The Great American Songbook was written, at least consciously, to celebrate that great American commodity of Tin Pan Alley, movies and TV: romantic love. However, poetic expression is a language of symbols. A symbol can be understood on different levels. In Sufi poetry, for example, the mention of Wine describes alcoholic refreshment to some readers and spiritual intoxication to others. So it is in these songs with the entire lexicon of love.
At the Baba centre, I used to sing a ’50’s song called “Till,” one which moved me to tears again and again. What more exquisite words, I wondered, could anyone write, whether the beloved is human or Divine?
Till the moon deserts the sky,
Till all the seas run dry,
Till then I’ll worship you.
Till the tropic sun grows cold,
Till this young world grows old,
My darling, I’ll adore you.
You are my reason to live.
All I own, I would give
Just to have you adore me.
Till the rivers flow upstream,
Till lovers cease to dream;
Till then I’m yours, be mine.
These things are known already by many in the West who are on devotional paths. What about Buddhists? Can you fall in love with the Clear White Light of the Void? What about atheists or agnostics? Orthodox Jews who worship the Impersonal God?
I recall reading an interview with Ram Dass, a specialist in helping Westerners open their hearts. He was willing to work with anyone who claimed to be doing spiritual Sadhana. He’d observe the person as a soul, taking note of such things as an over-developed intellect or a fear of emotion. He’d encourage a person to say—to shout, actually—“I love you, Buddha!” or “I love You, God!” and be totally uninhibited in heart expression.
Buddhism, of course, also involves the practice of devotional Meta, or Heart Prayers, such as “May all beings be happy, may all beings be peaceful, may all beings be free from suffering, may all beings be liberated.”
Stephen and Ondrea Levine’s “Beloved”
The metaphysical leap in the understanding of the Great American Songbook’s lyrics hinges on a recognition of a “Beloved” with a capital, rather than a lower case “B.”
Stephen and Ondrea Levine, known best for their work with the dying, came from a Buddhist tradition. In the 1990’s, they published a book called Embracing the Beloved: Relationship as a Path of Awakening, in which they spoke of the value of using that upper case word. It was some time before the Levines “went public” with the term they’d been using privately for some time. Stephen wrote:
We find the term “the Beloved” quite functional for many reasons including the obvious parallel between the heart’s affinity for such an idea and the draw of the personal toward the universal. And, of course, because it is our practice to meet our beloved as the Beloved.
The Beloved is the One to whom, for a Bhakti, the songs of The Great American Songbook are addressed. Study them, sing them, dance to them and listen to them! There, you’ll find a veritable Gita of spiritual Treasure! Be it “Young at Heart,” “I’ve Grown Accustomed to Your [or His/Her] Face” or “Love Is Here to Stay,” I guarantee that you’ll find the stuff of Bhakti, as well as Wisdom! Here’s one last lyric for the road:

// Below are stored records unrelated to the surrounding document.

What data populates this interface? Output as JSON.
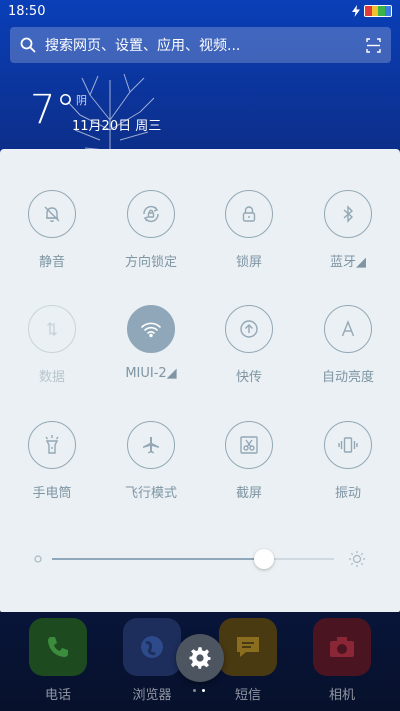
{
  "status_bar": {
    "time": "18:50"
  },
  "search": {
    "placeholder": "搜索网页、设置、应用、视频..."
  },
  "weather": {
    "temperature": "7°",
    "condition": "阴",
    "date": "11月20日 周三"
  },
  "quick_settings": {
    "toggles": [
      {
        "label": "静音",
        "icon": "mute-bell-icon",
        "state": "off"
      },
      {
        "label": "方向锁定",
        "icon": "rotation-lock-icon",
        "state": "off"
      },
      {
        "label": "锁屏",
        "icon": "lock-icon",
        "state": "off"
      },
      {
        "label": "蓝牙◢",
        "icon": "bluetooth-icon",
        "state": "off"
      },
      {
        "label": "数据",
        "icon": "mobile-data-icon",
        "state": "disabled"
      },
      {
        "label": "MIUI-2◢",
        "icon": "wifi-icon",
        "state": "on"
      },
      {
        "label": "快传",
        "icon": "quick-transfer-icon",
        "state": "off"
      },
      {
        "label": "自动亮度",
        "icon": "auto-brightness-icon",
        "state": "off"
      },
      {
        "label": "手电筒",
        "icon": "flashlight-icon",
        "state": "off"
      },
      {
        "label": "飞行模式",
        "icon": "airplane-icon",
        "state": "off"
      },
      {
        "label": "截屏",
        "icon": "screenshot-icon",
        "state": "off"
      },
      {
        "label": "振动",
        "icon": "vibrate-icon",
        "state": "off"
      }
    ],
    "brightness_level": 0.75
  },
  "dock": [
    {
      "label": "电话",
      "icon": "phone-icon",
      "color": "#1d4a1f"
    },
    {
      "label": "浏览器",
      "icon": "browser-icon",
      "color": "#1d2d5c"
    },
    {
      "label": "短信",
      "icon": "message-icon",
      "color": "#4a3a12"
    },
    {
      "label": "相机",
      "icon": "camera-icon",
      "color": "#4a1420"
    }
  ],
  "colors": {
    "panel_bg": "#eaf0f3",
    "icon_stroke": "#93a8b6",
    "active": "#8fa7b8"
  }
}
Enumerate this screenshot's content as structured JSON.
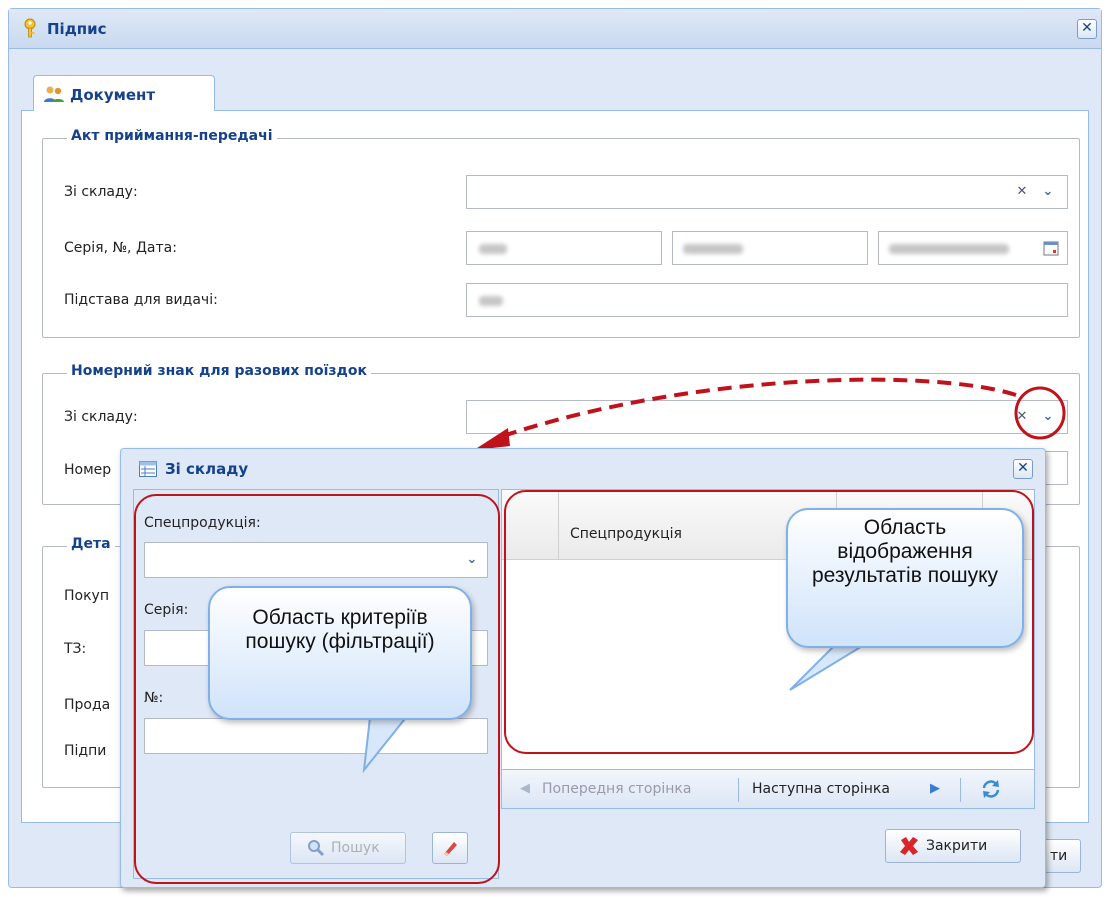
{
  "outer_window": {
    "title": "Підпис",
    "tab_label": "Документ",
    "section_act": {
      "legend": "Акт приймання-передачі",
      "from_warehouse_label": "Зі складу:",
      "series_label": "Серія, №, Дата:",
      "basis_label": "Підстава для видачі:"
    },
    "section_plate": {
      "legend": "Номерний знак для разових поїздок",
      "from_warehouse_label": "Зі складу:",
      "number_label_partial": "Номер"
    },
    "section_details": {
      "legend_partial": "Дета",
      "buyer_partial": "Покуп",
      "tz_label": "ТЗ:",
      "seller_partial": "Прода",
      "signature_partial": "Підпи"
    },
    "footer_button_partial": "ти"
  },
  "inner_window": {
    "title": "Зі складу",
    "filters": {
      "product_label": "Спецпродукція:",
      "series_label": "Серія:",
      "number_label": "№:",
      "search_button": "Пошук"
    },
    "grid": {
      "column_header": "Спецпродукція"
    },
    "pager": {
      "prev_label": "Попередня сторінка",
      "next_label": "Наступна сторінка"
    },
    "close_button": "Закрити"
  },
  "callouts": {
    "filter_area": "Область критеріїв пошуку (фільтрації)",
    "results_area": "Область відображення результатів пошуку"
  },
  "colors": {
    "title_blue": "#15428b",
    "annotation_red": "#c0121b",
    "panel_bg": "#dfe8f6"
  }
}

Fools rush in
Where angels fear to tread
And so I come to you my love
My heart above my head
Though I see
The danger there
If there’s a chance for me
Then I don’t care
Fools rush in
Where wise men never go
But wise men never fall in love
So how are they to know
When we met
I felt my life begin
So open up your heart and let
This fool rush in.